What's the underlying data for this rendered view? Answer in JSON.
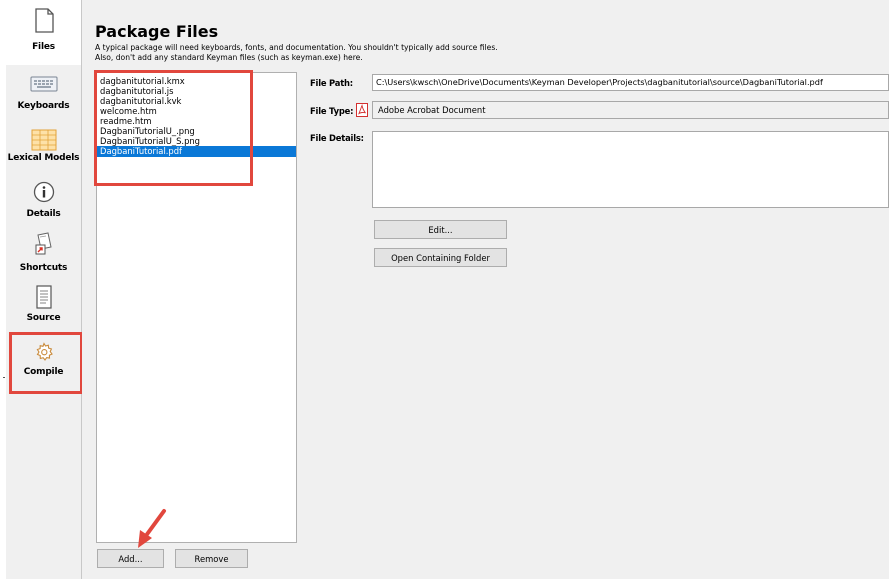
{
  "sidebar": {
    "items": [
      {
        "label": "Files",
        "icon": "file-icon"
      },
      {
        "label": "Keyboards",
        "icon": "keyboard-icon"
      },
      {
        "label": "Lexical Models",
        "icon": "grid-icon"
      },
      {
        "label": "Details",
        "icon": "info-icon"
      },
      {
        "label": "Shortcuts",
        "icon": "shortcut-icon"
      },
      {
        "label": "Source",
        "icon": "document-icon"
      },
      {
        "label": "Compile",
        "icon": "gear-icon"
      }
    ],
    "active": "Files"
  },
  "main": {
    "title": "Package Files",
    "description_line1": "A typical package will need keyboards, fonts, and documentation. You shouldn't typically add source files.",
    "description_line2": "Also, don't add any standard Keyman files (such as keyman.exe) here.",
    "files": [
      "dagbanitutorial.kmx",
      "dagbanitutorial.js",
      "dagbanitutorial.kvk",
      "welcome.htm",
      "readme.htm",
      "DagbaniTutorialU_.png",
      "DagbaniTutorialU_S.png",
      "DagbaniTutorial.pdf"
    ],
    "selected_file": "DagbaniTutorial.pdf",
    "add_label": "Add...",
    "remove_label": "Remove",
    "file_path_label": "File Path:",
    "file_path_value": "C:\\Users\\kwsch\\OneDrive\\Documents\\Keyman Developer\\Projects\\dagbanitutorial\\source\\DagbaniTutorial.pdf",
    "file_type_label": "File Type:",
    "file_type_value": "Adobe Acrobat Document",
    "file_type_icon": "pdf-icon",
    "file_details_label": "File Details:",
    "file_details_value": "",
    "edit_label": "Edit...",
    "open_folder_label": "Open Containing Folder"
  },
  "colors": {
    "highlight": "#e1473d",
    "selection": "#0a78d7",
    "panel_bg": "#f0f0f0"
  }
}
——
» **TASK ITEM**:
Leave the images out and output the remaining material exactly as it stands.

» **PROBLEM SOLUTION**:
What's the underlying data for this rendered view? Answer in JSON.
{
  "sidebar": {
    "items": [
      {
        "label": "Files",
        "icon": "file-icon"
      },
      {
        "label": "Keyboards",
        "icon": "keyboard-icon"
      },
      {
        "label": "Lexical Models",
        "icon": "grid-icon"
      },
      {
        "label": "Details",
        "icon": "info-icon"
      },
      {
        "label": "Shortcuts",
        "icon": "shortcut-icon"
      },
      {
        "label": "Source",
        "icon": "document-icon"
      },
      {
        "label": "Compile",
        "icon": "gear-icon"
      }
    ],
    "active": "Files"
  },
  "main": {
    "title": "Package Files",
    "description_line1": "A typical package will need keyboards, fonts, and documentation. You shouldn't typically add source files.",
    "description_line2": "Also, don't add any standard Keyman files (such as keyman.exe) here.",
    "files": [
      "dagbanitutorial.kmx",
      "dagbanitutorial.js",
      "dagbanitutorial.kvk",
      "welcome.htm",
      "readme.htm",
      "DagbaniTutorialU_.png",
      "DagbaniTutorialU_S.png",
      "DagbaniTutorial.pdf"
    ],
    "selected_file": "DagbaniTutorial.pdf",
    "add_label": "Add...",
    "remove_label": "Remove",
    "file_path_label": "File Path:",
    "file_path_value": "C:\\Users\\kwsch\\OneDrive\\Documents\\Keyman Developer\\Projects\\dagbanitutorial\\source\\DagbaniTutorial.pdf",
    "file_type_label": "File Type:",
    "file_type_value": "Adobe Acrobat Document",
    "file_type_icon": "pdf-icon",
    "file_details_label": "File Details:",
    "file_details_value": "",
    "edit_label": "Edit...",
    "open_folder_label": "Open Containing Folder"
  },
  "colors": {
    "highlight": "#e1473d",
    "selection": "#0a78d7",
    "panel_bg": "#f0f0f0"
  }
}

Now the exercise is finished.